“Han Gil Su” is buoyed by Ahn Jae Mo, a famous television actor in Korea who makes the seamless transition to the big screen. Mo convincingly conveys the difficulties of living a double life, pretending to serve one master while working for another, and the constant danger of being discovered. He also displays the frustration of helplessness as a catastrophe to his adopted country creeps ever closer and he is powerless to stop it. Mo doesn’t just use his voice to convey his character’s raw, conflicted emotions, but employs subtle slight facial expressions and body language. Also effective in her role is Im Yoo Jin, playing a Japanese woman who risks her life to help Haan even though it goes against her own loyalties.
Director Lee In Soo wisely approaches “Han Gil Su” as a spy thriller, a decision that makes the film far more interesting to watch than if it had been a dry docudrama based on actual facts. Although the audience is well aware of the eventual outcome ( Pearl Harbor was bombed, thousands of Americans died, and the Pacific Fleet was indeed crippled, but not destroyed), In Soo still managed a good amount of suspense. He also keeps the action moving at a brisk pace, and keeps the running time at roughly 90 minutes to prevent things from being too drawn out. The cinematography is also excellent, adding visual flair with crisp colors. The musical score is never overpowering, and serves to accentuate the action instead of threatening to overtake them.
“Han Gil Su’s” only flaw is the lack of historical information available to the filmmakers, for the simple reason that there is little written about Haan Kil-Soo in the history books. This results in a cautionary approach to the film, as one can’t really know for sure if how much of what we see onscreen is fact-based and how much is artistic license. That is true with any film based on a real person, but with so little information available about the actual Haan Kil-Soo, it would have been a plus to know more about the man himself. One would think that the true story of the man’s life, and what he was attempting, could certainly have held an entire movie together without the need for conjecture.

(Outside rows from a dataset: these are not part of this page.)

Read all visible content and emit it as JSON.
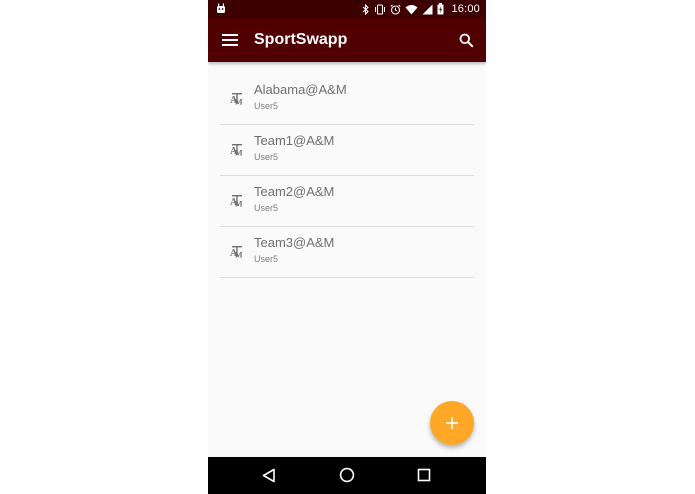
{
  "status_bar": {
    "time": "16:00",
    "left_icon": "android-notification-icon",
    "icons": [
      "bluetooth-icon",
      "vibrate-icon",
      "alarm-icon",
      "wifi-icon",
      "signal-icon",
      "battery-icon"
    ]
  },
  "app_bar": {
    "title": "SportSwapp",
    "menu_icon": "hamburger-menu-icon",
    "search_icon": "search-icon"
  },
  "list": {
    "items": [
      {
        "title": "Alabama@A&M",
        "subtitle": "User5",
        "icon": "atm-logo-icon"
      },
      {
        "title": "Team1@A&M",
        "subtitle": "User5",
        "icon": "atm-logo-icon"
      },
      {
        "title": "Team2@A&M",
        "subtitle": "User5",
        "icon": "atm-logo-icon"
      },
      {
        "title": "Team3@A&M",
        "subtitle": "User5",
        "icon": "atm-logo-icon"
      }
    ]
  },
  "fab": {
    "icon": "plus-icon"
  },
  "nav_bar": {
    "icons": [
      "back-triangle-icon",
      "home-circle-icon",
      "recents-square-icon"
    ]
  },
  "colors": {
    "status_bar": "#3c0000",
    "app_bar": "#500000",
    "fab": "#ffa726",
    "background": "#fafafa",
    "divider": "#dcdcdc"
  }
}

In the final analysis, “Han Gil Su” succeeds by entertaining as well as educating. The film, rather most of it is based on fact or made up for the purposes of a good movie, nevertheless sheds light on an unknown hero of the Pearl Harbor attack. Because of this, “Han” will not only appeal to history buffs, but any moviegoer that appreciates a finely crafted thriller that takes a new angle on a story that has been told many times in many different ways. The perspective in “Han Gil Su” is one you definitely haven’t seen before.
Lee In Soo (director) / Lee In Soo (screenplay)
CAST: Ahn Jae Mo …. Han Gil Su
Im Yoo Jin ….